"The Personal Black Box is equipped with a programable loop mode which can be set to 5, 15 or 30 minute recording intervals, depending on available memory. A pulse tranducer, in contact with either the earlobe or wrist, acts as the system's loop control.", the inventor said. "In the simplest of terms, the device is effectively tethered to the user, monitoring the user's pulse. The dead man's switch, Fibbs explained, "operates much like on an outboard motor which switches off when we fall overboard." As the device is currently moving from its prototype into production, concerns over copyright and intellectual property precluded the Ottawa inventor from providing a more comprehensive summary of the product's specification, however, he did assert that the device employs an innovative piezoelectric sensor and integrated Bluetooth technology to communicate with its propreitary smartphone application software. "While most of them use a quartz crystal," Fibbs added, "we've considered more recent research which fires a laser through your earlobe to sense the change in blood colour with every heart beat."
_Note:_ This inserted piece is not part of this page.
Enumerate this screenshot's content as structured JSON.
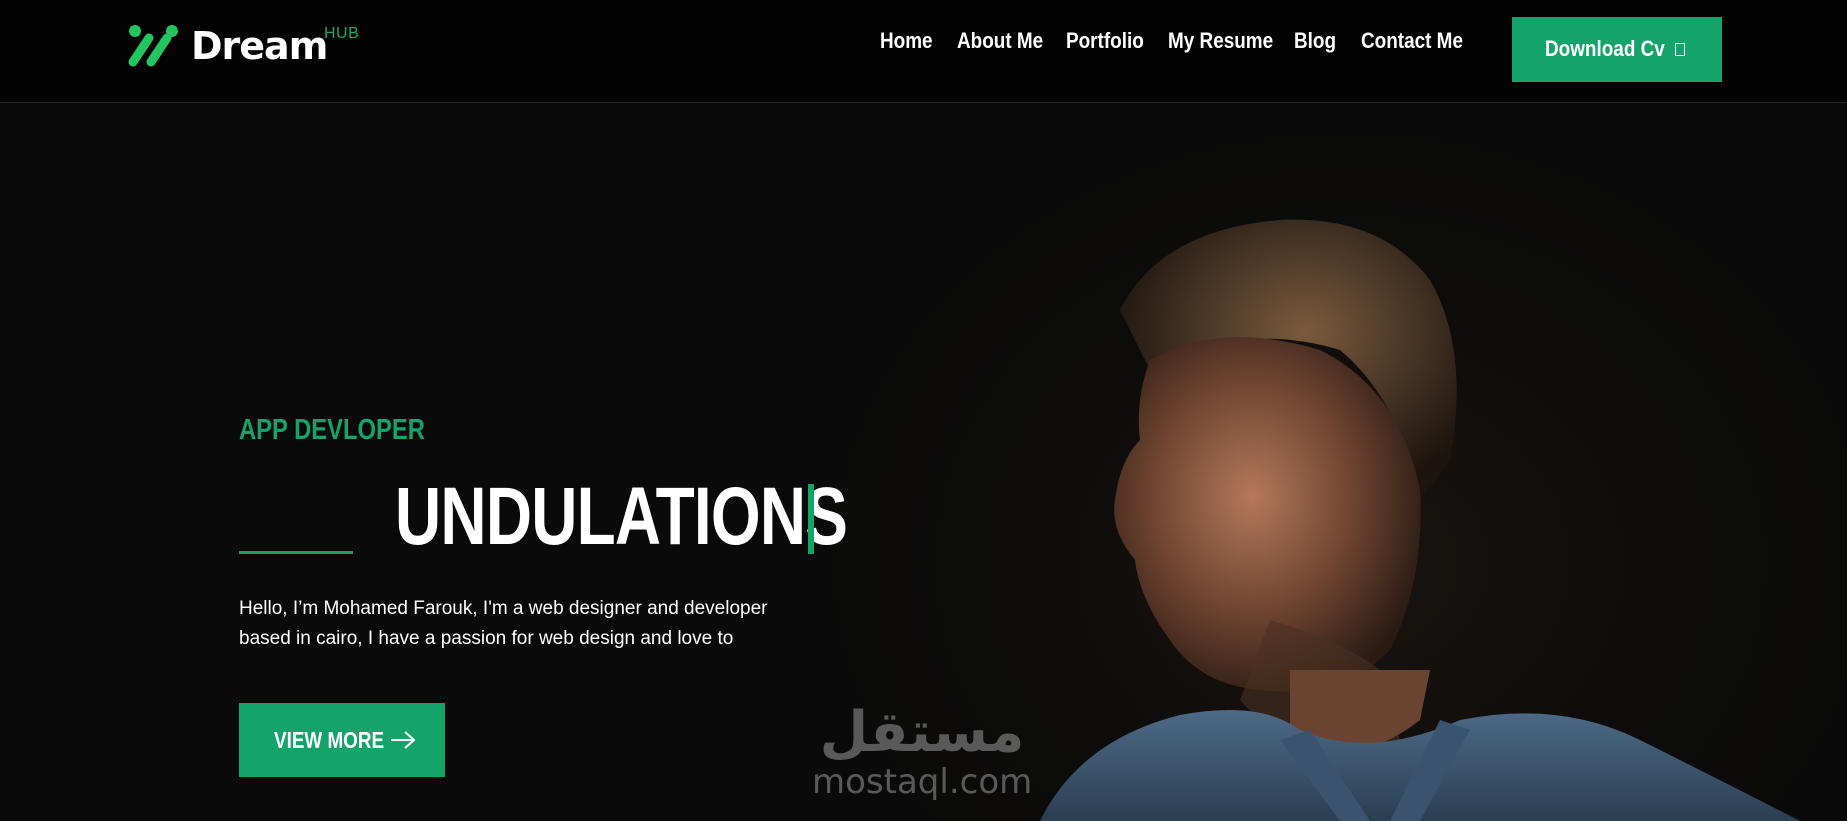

Image of camera earrings Fibbs envisions several "flavours" of the Personal Black Box depending, of course, on consumer demand. "The camera could go in a hat or belt buckle" he said, elaborating on some of the possibilities, including the possibility of special order custom designs "tailored to the needs of the individual". The production model, however, scheduled for commercial release in late-October (just in time for the Christmas rush), will be the 'Personal Black Box Earrings' model, fashioned upon the prototype.

"It really works delightfully well," Fibbs said. "Our early testing on mice proved quite successful. Their large ears made them suitable candiates for wearing the prototype earrings model. I've got to say though; a mouse wearing diamond earrings did look a bit silly. We have hours of video from hundreds of test mice who went for the cheese." Commenting on human trials, Fibbs added, "It was quite happenchance that the device's loop mode was disrupted during human trials when one of our beta-testers, God rest his soul, choked on a matza ball and met a rather unexpected end right at the kitchen table. We all miss Moshe very much."

Submitted by Jeff Dubois, 01 April 2013